Hi, I have taken other's sample essay for my reference and wrote mine. Please give me feedback. Thanks. (My another question is how many words you think CBEST essay should have. 350-400 is okay?)
A recent movement in education has been called "Back to Basics." Its proponents argue that the curriculum should concentrate only on reading, writing and mathematics skills and completely ignore such courses as sociology, art appreciation, and drama. Imagine that you are a school principal faced with the task of making policy for your school. Present your argument(s) either for or against "Back to Basics."
If I am a school principal, I will not agree that "Back to Basics" policy. Though it enables students to focus on basic skills like reading, writing and mathematics, as an educator view, they are not enough for preparing students to face future careers or future society. It also limits schools' curriculum, which may not help students to develop their diverse interests.

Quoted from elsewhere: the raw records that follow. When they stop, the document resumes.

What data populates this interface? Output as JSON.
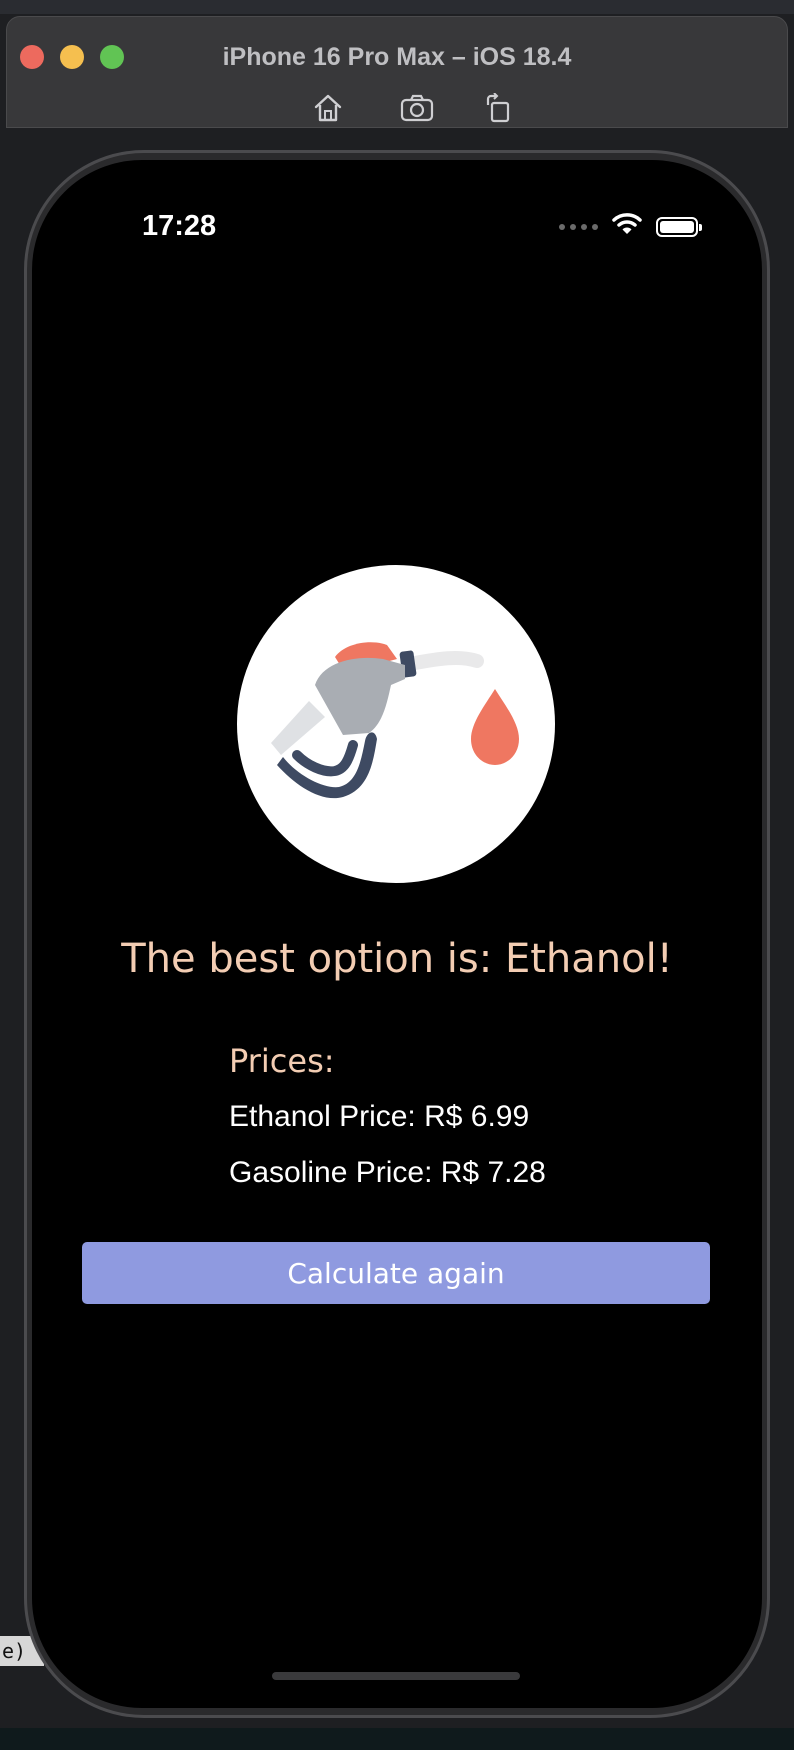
{
  "simulator": {
    "title": "iPhone 16 Pro Max – iOS 18.4",
    "toolbar": {
      "icons": [
        "home-icon",
        "screenshot-icon",
        "rotate-icon"
      ]
    }
  },
  "background": {
    "code_snippet": "e)"
  },
  "status_bar": {
    "time": "17:28",
    "icons": [
      "signal-dots-icon",
      "wifi-icon",
      "battery-icon"
    ]
  },
  "result": {
    "icon": "fuel-pump-icon",
    "title": "The best option is: Ethanol!",
    "prices_heading": "Prices:",
    "ethanol_price": "Ethanol Price: R$ 6.99",
    "gasoline_price": "Gasoline Price: R$ 7.28",
    "button_label": "Calculate again"
  },
  "colors": {
    "accent_text": "#f3cdb3",
    "button_background": "#8f9ae0",
    "screen_background": "#000000",
    "fuel_drop": "#ef7761"
  }
}
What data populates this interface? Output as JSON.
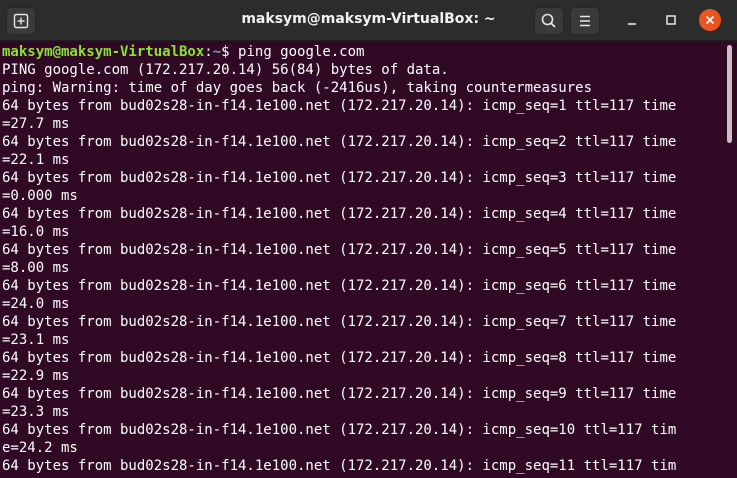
{
  "window": {
    "title": "maksym@maksym-VirtualBox: ~"
  },
  "titlebar": {
    "icons": [
      "new-tab-icon",
      "search-icon",
      "hamburger-menu-icon",
      "minimize-icon",
      "maximize-icon",
      "close-icon"
    ],
    "accent_close": "#e95420"
  },
  "terminal": {
    "background": "#300a24",
    "prompt": {
      "user_host": "maksym@maksym-VirtualBox",
      "separator": ":",
      "path": "~",
      "symbol": "$ ",
      "command": "ping google.com"
    },
    "lines": [
      "PING google.com (172.217.20.14) 56(84) bytes of data.",
      "ping: Warning: time of day goes back (-2416us), taking countermeasures",
      "64 bytes from bud02s28-in-f14.1e100.net (172.217.20.14): icmp_seq=1 ttl=117 time",
      "=27.7 ms",
      "64 bytes from bud02s28-in-f14.1e100.net (172.217.20.14): icmp_seq=2 ttl=117 time",
      "=22.1 ms",
      "64 bytes from bud02s28-in-f14.1e100.net (172.217.20.14): icmp_seq=3 ttl=117 time",
      "=0.000 ms",
      "64 bytes from bud02s28-in-f14.1e100.net (172.217.20.14): icmp_seq=4 ttl=117 time",
      "=16.0 ms",
      "64 bytes from bud02s28-in-f14.1e100.net (172.217.20.14): icmp_seq=5 ttl=117 time",
      "=8.00 ms",
      "64 bytes from bud02s28-in-f14.1e100.net (172.217.20.14): icmp_seq=6 ttl=117 time",
      "=24.0 ms",
      "64 bytes from bud02s28-in-f14.1e100.net (172.217.20.14): icmp_seq=7 ttl=117 time",
      "=23.1 ms",
      "64 bytes from bud02s28-in-f14.1e100.net (172.217.20.14): icmp_seq=8 ttl=117 time",
      "=22.9 ms",
      "64 bytes from bud02s28-in-f14.1e100.net (172.217.20.14): icmp_seq=9 ttl=117 time",
      "=23.3 ms",
      "64 bytes from bud02s28-in-f14.1e100.net (172.217.20.14): icmp_seq=10 ttl=117 tim",
      "e=24.2 ms",
      "64 bytes from bud02s28-in-f14.1e100.net (172.217.20.14): icmp_seq=11 ttl=117 tim"
    ]
  },
  "scrollbar": {
    "position_fraction": 0.0
  }
}
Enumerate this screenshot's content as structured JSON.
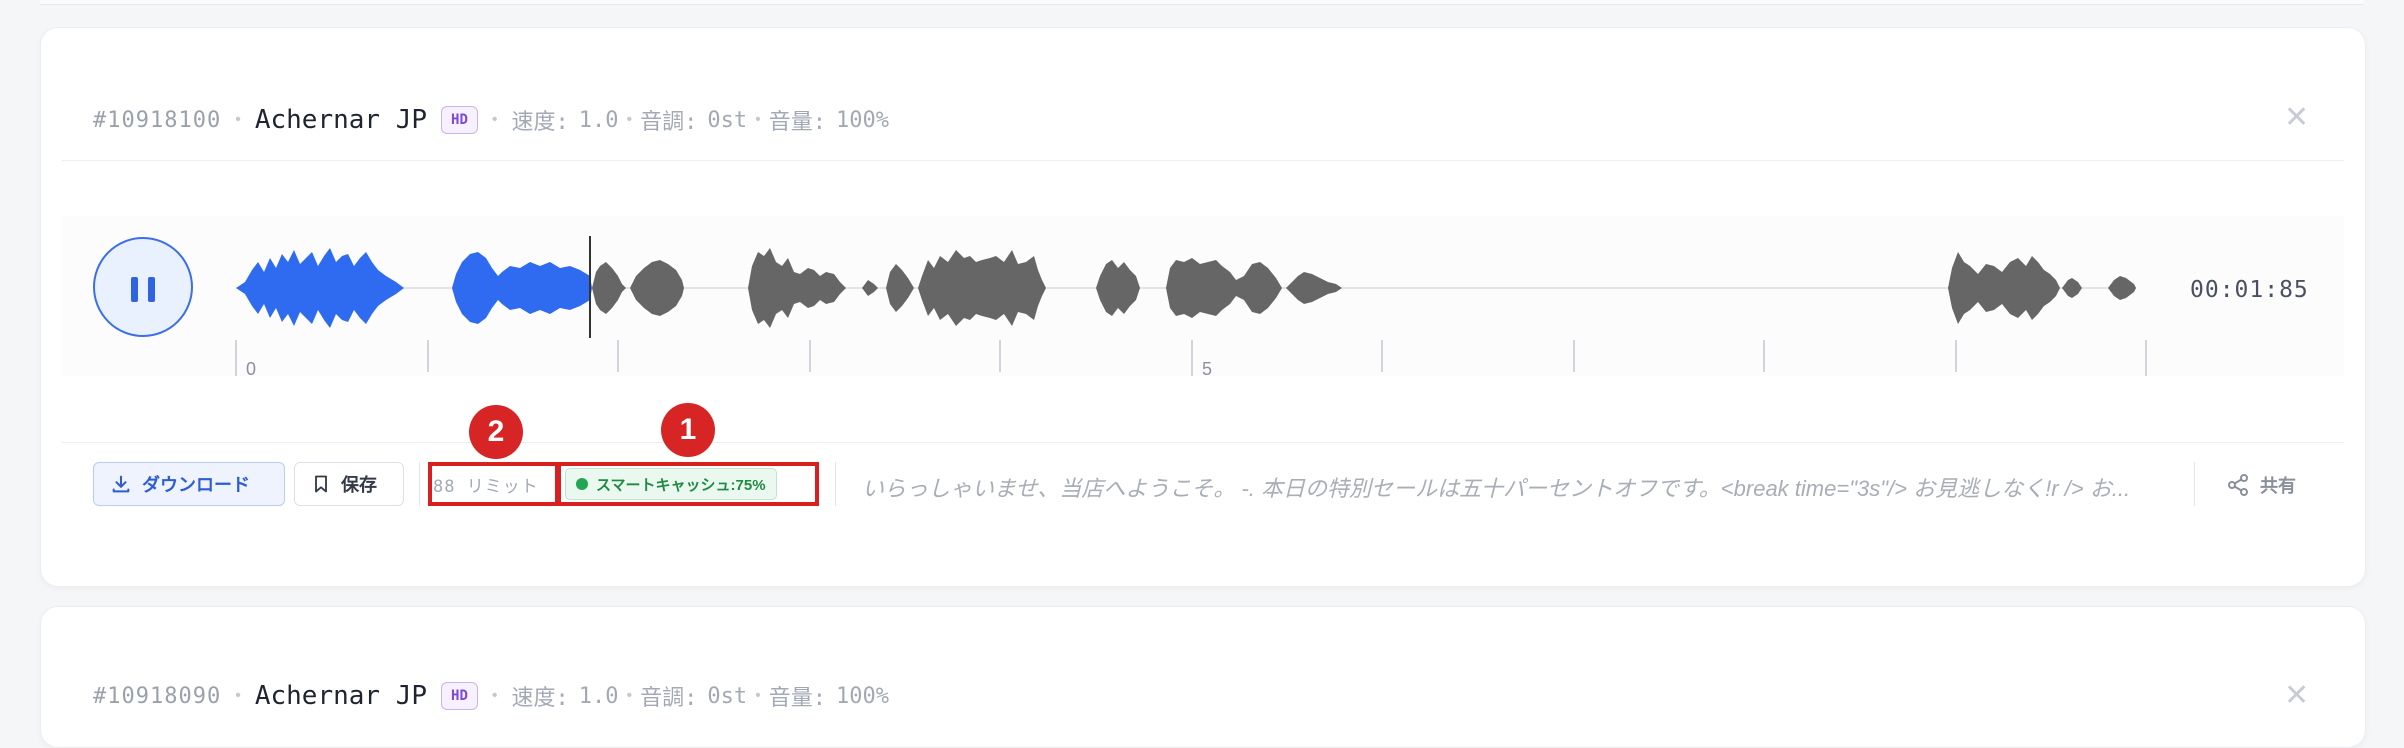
{
  "entries": [
    {
      "id": "#10918100",
      "voice": "Achernar JP",
      "quality_badge": "HD",
      "params": {
        "speed_label": "速度:",
        "speed_value": "1.0",
        "pitch_label": "音調:",
        "pitch_value": "0st",
        "volume_label": "音量:",
        "volume_value": "100%"
      },
      "player": {
        "state": "playing",
        "time": "00:01:85",
        "progress_fraction": 0.18,
        "ticks": [
          "0",
          "5"
        ]
      },
      "actions": {
        "download_label": "ダウンロード",
        "save_label": "保存",
        "limit_text": "88 リミット",
        "cache_text": "スマートキャッシュ:75%",
        "preview_text": "いらっしゃいませ、当店へようこそ。 -. 本日の特別セールは五十パーセントオフです。<break time=\"3s\"/> お見逃しなく!r /> お...",
        "share_label": "共有"
      },
      "annotations": [
        "1",
        "2"
      ]
    },
    {
      "id": "#10918090",
      "voice": "Achernar JP",
      "quality_badge": "HD",
      "params": {
        "speed_label": "速度:",
        "speed_value": "1.0",
        "pitch_label": "音調:",
        "pitch_value": "0st",
        "volume_label": "音量:",
        "volume_value": "100%"
      }
    }
  ],
  "colors": {
    "accent": "#2f63e0",
    "played_wave": "#2f6bf0",
    "unplayed_wave": "#666666",
    "cache_green": "#22a653",
    "annotation_red": "#d92020"
  },
  "icons": {
    "pause": "pause-icon",
    "download": "download-icon",
    "bookmark": "bookmark-icon",
    "share": "share-icon",
    "close": "close-icon"
  }
}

Some advocates believe that "Back to Basics" is a favor of students to recognize the importance of basic skills. However, the kind of traditional education thought often makes the curriculum restricted and teachers' instructions will become dull, inflexible. For those students who have high expectation of art or drama classes, "Back to Basics" will eliminate the opportunities of cultivating their multiple interests. For example, a student who is good at dancing and has gifts of drama. If there is no classes for her to learn deeply, she may not discover her inner ability and will not desire to be a dancer or actress in the future. Thus, schools are supposed to raise more students equipped with various abilities, not just the basic ones.
Additionally, parents who value children's interests will cost more to send them to learn outside-school classes. In order to meet children's needs, parents spend more money to help children attain the abilities or knowledge which should be taught in schools. For kids' future careers, basic skills cannot satisfy employers' hiring requirements. The phenomenon can lead more cost to taxpayers. For instance, there are tremendous businesses like movie industries seeking for designers and artists. If students only learn basic skills and lack in aesthetic ability, they cannot take the job. The worse thing is people need to pay more tax to help provide the classes for the unemployed to gain the ability.
Proponents of the movement think the policy can provide equality to evaluate students. But, from my perspective, the conventional education approach emphasize high test scores and grades cannot measure students' true abilities with a completed image. Students who have prior exposure to materials usually have good scores. But, we cannot prove that students who have lower scores of tests have less understanding of basic knowledge or deem them as less potential.
Consequently, I think the movement will not be beneficial to educational progress. It restricts schools' curriculum, makes it monotonous and students' creativity and artistic abilities will be ignored. Parents and taxpayers will spend more assisting the young adults to cultivate their interests and useful ability.